START Data shown

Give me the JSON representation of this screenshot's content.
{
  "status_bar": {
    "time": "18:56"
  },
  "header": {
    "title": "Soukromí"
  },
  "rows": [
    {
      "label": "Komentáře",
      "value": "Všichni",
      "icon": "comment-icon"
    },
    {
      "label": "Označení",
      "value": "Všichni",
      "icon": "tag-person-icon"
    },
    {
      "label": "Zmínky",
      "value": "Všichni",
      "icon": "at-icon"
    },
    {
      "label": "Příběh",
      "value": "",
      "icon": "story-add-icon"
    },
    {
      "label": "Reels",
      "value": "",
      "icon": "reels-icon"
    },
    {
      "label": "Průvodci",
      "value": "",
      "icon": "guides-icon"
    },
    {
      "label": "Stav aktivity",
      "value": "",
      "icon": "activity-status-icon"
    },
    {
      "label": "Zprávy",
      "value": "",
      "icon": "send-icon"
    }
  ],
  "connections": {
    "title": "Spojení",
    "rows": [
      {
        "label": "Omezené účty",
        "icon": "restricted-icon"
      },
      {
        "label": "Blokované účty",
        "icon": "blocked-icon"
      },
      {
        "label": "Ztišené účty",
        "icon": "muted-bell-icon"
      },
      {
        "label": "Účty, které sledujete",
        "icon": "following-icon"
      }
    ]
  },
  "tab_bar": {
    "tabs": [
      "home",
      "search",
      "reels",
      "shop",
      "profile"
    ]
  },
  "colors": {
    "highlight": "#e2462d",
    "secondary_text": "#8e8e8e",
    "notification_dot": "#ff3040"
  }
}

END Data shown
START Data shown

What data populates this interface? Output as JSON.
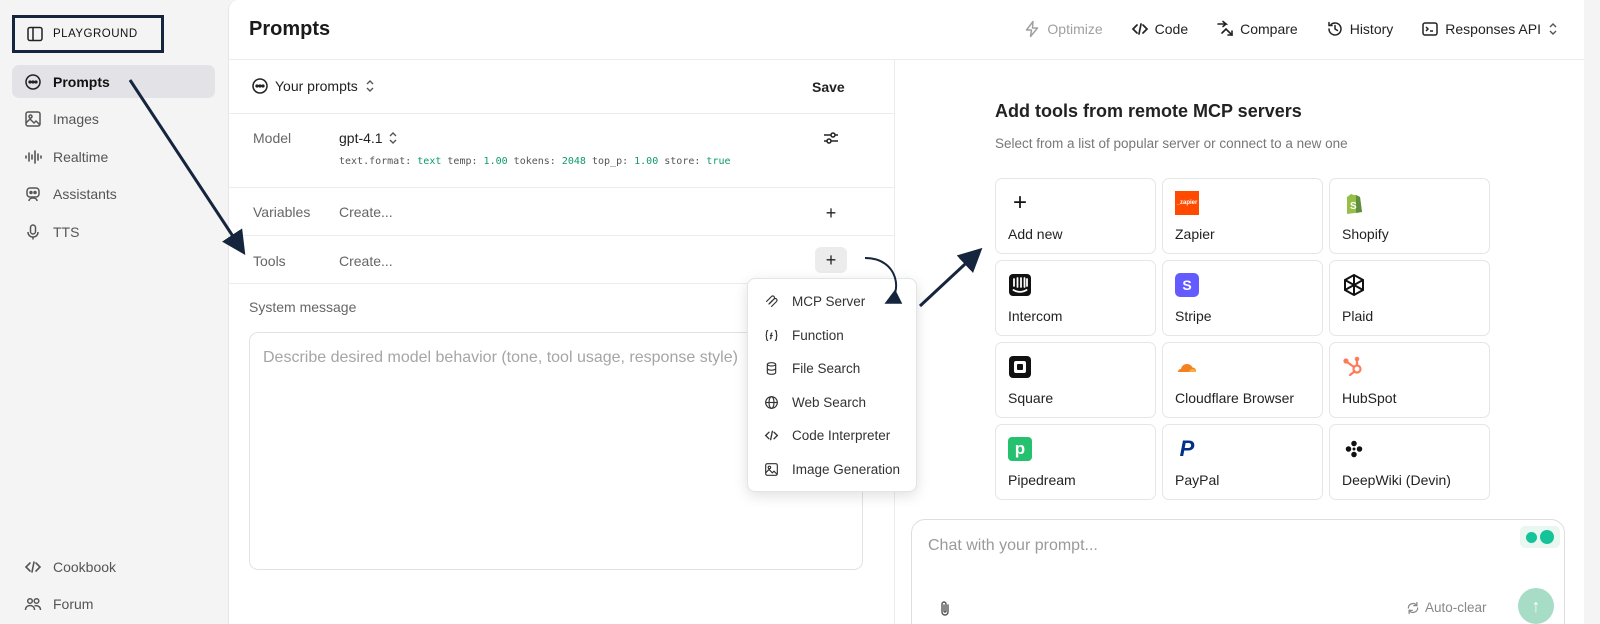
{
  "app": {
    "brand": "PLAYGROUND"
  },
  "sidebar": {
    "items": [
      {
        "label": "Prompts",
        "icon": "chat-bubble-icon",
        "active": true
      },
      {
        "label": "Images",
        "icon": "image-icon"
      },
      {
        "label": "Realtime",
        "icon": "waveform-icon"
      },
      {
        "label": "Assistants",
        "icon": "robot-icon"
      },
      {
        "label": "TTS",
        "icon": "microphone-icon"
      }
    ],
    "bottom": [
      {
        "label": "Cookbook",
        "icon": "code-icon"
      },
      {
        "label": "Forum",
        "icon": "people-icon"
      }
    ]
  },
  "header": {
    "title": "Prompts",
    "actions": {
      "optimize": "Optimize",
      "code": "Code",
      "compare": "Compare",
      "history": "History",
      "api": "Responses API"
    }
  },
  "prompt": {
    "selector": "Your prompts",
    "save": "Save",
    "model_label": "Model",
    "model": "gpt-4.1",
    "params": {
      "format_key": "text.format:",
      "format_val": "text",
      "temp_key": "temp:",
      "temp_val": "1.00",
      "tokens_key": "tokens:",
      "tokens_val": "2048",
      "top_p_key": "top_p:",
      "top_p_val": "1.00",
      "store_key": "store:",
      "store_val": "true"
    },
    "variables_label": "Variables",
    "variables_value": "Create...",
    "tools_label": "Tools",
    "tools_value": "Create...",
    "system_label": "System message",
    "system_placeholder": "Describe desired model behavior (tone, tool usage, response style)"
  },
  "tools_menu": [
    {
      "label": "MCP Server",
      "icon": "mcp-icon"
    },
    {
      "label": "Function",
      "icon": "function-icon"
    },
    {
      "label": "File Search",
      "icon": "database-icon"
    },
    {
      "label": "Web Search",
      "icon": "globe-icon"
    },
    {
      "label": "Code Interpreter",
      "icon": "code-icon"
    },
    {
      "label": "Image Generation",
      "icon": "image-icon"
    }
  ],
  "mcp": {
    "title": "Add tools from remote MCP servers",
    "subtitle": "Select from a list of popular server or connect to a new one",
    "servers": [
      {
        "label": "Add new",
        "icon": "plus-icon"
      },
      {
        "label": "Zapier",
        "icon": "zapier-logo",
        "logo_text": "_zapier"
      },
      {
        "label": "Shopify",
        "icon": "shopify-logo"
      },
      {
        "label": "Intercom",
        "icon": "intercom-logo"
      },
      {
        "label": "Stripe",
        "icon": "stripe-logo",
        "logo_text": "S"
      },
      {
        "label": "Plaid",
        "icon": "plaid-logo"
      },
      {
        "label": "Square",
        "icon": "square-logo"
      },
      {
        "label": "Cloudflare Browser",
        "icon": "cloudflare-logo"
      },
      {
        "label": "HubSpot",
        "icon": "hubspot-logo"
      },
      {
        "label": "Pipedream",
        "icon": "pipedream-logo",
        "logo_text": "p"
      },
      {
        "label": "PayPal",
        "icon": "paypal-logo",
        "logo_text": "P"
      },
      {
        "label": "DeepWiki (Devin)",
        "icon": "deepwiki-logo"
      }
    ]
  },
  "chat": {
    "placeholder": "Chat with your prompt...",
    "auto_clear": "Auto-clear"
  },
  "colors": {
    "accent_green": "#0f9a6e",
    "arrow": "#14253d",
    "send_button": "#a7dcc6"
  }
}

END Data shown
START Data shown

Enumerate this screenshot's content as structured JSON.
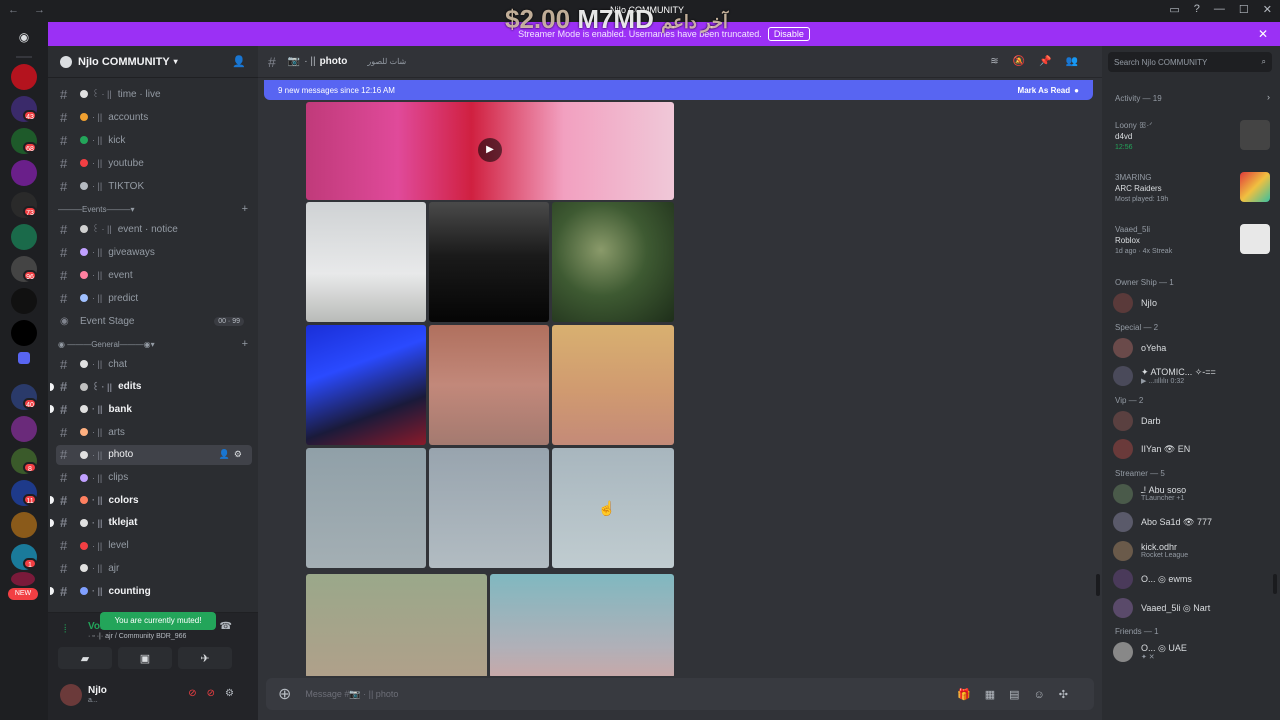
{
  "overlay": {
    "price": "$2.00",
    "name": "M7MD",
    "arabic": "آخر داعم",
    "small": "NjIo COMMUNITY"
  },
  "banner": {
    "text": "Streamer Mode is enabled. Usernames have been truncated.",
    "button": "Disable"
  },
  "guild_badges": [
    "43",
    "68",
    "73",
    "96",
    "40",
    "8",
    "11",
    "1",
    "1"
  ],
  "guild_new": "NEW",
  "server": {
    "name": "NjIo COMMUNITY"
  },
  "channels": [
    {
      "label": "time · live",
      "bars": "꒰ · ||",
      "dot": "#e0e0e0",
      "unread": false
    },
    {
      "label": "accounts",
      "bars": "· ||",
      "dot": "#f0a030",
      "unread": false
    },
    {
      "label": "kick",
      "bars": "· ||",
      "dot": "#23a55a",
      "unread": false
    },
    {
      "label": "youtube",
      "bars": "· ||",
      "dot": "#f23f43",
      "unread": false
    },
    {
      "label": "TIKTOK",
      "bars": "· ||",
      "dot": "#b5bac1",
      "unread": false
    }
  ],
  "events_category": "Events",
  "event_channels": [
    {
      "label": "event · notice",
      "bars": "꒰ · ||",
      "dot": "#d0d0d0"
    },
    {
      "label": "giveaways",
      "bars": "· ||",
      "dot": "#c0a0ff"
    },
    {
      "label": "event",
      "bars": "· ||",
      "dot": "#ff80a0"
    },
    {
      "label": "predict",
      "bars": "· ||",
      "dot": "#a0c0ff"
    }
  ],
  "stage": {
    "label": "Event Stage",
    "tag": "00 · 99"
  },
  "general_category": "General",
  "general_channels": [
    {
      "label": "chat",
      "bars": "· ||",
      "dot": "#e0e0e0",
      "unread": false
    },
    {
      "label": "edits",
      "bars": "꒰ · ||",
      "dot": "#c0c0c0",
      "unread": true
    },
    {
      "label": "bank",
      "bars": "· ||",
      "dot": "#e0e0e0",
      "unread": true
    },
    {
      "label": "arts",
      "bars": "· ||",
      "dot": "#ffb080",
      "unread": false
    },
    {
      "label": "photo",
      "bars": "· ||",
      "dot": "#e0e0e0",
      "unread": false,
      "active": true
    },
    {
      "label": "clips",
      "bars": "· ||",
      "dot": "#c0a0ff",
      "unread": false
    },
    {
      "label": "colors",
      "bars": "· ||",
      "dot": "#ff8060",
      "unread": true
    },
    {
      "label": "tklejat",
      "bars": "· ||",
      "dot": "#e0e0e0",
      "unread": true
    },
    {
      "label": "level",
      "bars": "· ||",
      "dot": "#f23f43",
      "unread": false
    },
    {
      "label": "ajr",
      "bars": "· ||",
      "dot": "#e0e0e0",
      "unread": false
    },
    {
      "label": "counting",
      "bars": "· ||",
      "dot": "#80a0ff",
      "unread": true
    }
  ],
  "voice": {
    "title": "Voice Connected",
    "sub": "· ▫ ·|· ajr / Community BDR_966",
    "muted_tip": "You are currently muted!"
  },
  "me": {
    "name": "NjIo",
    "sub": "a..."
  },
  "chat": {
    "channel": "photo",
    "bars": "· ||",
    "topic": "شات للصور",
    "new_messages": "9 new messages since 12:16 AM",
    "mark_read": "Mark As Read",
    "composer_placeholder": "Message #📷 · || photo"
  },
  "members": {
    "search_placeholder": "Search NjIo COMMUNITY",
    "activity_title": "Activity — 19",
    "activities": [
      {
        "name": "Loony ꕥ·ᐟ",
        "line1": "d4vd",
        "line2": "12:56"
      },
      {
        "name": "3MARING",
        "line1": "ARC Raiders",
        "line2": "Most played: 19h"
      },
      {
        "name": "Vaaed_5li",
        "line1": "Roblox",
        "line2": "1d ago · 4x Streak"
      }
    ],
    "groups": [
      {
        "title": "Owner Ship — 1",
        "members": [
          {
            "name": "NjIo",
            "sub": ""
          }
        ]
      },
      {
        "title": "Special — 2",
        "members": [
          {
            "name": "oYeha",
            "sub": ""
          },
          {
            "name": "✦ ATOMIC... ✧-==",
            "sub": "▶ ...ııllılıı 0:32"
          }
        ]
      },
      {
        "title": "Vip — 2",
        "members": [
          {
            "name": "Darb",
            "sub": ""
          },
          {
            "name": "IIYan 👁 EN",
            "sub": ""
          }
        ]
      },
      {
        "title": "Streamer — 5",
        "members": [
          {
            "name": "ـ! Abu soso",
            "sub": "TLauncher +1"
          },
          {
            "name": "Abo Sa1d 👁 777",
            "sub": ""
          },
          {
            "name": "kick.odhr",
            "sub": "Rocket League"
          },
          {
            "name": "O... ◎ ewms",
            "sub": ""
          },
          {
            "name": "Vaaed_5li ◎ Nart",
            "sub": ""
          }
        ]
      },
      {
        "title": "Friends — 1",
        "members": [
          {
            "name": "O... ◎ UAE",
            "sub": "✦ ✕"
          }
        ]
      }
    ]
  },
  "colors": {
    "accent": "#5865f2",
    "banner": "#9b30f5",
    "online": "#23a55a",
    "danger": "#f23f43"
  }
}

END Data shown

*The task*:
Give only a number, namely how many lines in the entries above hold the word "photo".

*Your solution*:
3